Dataset rows for apps and sites
%%

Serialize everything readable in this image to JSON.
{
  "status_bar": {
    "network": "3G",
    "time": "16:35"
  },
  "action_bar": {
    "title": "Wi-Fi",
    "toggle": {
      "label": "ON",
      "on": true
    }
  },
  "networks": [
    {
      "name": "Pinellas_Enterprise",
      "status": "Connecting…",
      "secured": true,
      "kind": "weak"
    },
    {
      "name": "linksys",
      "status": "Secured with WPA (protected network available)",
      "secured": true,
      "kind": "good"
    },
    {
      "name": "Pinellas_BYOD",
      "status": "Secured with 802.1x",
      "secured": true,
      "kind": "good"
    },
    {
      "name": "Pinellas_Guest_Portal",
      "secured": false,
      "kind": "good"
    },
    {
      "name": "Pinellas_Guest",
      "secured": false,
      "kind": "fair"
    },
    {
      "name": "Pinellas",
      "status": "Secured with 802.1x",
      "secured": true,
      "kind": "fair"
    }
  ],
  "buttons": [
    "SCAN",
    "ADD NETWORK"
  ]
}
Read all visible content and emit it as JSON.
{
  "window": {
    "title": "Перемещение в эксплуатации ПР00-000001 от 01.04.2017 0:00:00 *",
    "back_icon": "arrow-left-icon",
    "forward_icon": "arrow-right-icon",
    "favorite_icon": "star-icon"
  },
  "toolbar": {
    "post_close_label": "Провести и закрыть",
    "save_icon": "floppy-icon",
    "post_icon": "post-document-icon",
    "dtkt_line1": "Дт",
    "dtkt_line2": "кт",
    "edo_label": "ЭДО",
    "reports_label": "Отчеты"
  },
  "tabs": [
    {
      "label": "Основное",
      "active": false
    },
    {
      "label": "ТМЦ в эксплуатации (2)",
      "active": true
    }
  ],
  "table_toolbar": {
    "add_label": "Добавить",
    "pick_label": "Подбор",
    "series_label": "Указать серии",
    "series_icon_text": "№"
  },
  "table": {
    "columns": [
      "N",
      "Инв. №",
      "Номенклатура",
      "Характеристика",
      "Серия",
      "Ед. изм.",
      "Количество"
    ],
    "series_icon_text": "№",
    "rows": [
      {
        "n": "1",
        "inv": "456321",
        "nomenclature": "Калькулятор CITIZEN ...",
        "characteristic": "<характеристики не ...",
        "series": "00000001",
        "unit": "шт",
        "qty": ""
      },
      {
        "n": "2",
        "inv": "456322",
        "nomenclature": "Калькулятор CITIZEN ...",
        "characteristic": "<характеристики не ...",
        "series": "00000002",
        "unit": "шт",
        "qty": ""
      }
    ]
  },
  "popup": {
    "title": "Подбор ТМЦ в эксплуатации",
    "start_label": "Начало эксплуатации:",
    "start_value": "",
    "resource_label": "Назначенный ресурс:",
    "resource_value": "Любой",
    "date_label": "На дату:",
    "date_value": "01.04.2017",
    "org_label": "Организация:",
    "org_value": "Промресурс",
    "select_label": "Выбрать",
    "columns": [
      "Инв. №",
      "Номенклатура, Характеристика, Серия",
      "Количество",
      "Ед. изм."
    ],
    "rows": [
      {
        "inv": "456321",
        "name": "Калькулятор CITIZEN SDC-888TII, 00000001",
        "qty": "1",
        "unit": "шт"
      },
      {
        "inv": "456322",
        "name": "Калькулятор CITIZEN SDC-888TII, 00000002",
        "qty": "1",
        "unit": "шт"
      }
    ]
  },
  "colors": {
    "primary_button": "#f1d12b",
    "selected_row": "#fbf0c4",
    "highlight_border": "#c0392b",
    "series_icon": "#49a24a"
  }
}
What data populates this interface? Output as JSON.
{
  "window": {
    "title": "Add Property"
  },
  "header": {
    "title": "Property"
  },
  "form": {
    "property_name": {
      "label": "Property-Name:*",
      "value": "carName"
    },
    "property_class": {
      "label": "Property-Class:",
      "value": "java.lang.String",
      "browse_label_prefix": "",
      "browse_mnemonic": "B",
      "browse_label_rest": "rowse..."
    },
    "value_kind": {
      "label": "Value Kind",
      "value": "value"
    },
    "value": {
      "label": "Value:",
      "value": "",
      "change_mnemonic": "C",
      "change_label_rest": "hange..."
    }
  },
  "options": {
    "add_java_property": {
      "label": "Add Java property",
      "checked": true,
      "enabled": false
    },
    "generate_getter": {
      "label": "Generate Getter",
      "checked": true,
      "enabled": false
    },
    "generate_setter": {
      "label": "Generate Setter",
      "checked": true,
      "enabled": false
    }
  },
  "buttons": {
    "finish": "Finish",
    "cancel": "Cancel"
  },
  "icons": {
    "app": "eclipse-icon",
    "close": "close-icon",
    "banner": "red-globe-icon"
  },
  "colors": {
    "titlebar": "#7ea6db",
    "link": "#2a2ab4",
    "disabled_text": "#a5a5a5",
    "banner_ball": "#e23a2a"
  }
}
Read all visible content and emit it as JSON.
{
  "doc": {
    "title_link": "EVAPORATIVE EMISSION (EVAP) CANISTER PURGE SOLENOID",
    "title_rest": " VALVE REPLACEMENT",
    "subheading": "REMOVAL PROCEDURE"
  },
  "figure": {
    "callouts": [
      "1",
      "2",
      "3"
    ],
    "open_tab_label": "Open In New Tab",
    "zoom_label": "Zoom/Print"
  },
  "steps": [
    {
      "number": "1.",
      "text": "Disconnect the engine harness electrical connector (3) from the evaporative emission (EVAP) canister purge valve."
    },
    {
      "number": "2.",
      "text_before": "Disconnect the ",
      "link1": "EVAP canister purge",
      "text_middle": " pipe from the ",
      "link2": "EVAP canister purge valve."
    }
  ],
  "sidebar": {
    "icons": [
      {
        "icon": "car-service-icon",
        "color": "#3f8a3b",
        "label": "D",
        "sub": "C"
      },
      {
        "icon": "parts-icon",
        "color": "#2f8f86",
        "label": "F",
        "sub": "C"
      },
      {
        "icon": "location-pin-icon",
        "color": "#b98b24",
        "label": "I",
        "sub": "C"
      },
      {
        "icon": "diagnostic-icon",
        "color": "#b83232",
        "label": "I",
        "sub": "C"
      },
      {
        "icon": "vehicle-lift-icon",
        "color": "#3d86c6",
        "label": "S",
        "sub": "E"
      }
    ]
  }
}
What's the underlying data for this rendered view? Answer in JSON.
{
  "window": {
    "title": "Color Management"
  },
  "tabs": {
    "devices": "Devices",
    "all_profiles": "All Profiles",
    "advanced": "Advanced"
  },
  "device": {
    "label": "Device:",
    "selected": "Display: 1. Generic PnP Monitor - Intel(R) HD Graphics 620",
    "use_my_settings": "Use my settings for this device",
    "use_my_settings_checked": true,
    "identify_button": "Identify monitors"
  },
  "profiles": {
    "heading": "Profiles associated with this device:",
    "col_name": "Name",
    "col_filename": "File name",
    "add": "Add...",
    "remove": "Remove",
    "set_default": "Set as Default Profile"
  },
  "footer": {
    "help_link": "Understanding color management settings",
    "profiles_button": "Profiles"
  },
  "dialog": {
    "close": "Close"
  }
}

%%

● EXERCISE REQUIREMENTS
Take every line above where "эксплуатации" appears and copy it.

● ANSWER SECTION
    "title": "Перемещение в эксплуатации ПР00-000001 от 01.04.2017 0:00:00 *",
      "label": "ТМЦ в эксплуатации (2)",
    "title": "Подбор ТМЦ в эксплуатации",
    "start_label": "Начало эксплуатации:",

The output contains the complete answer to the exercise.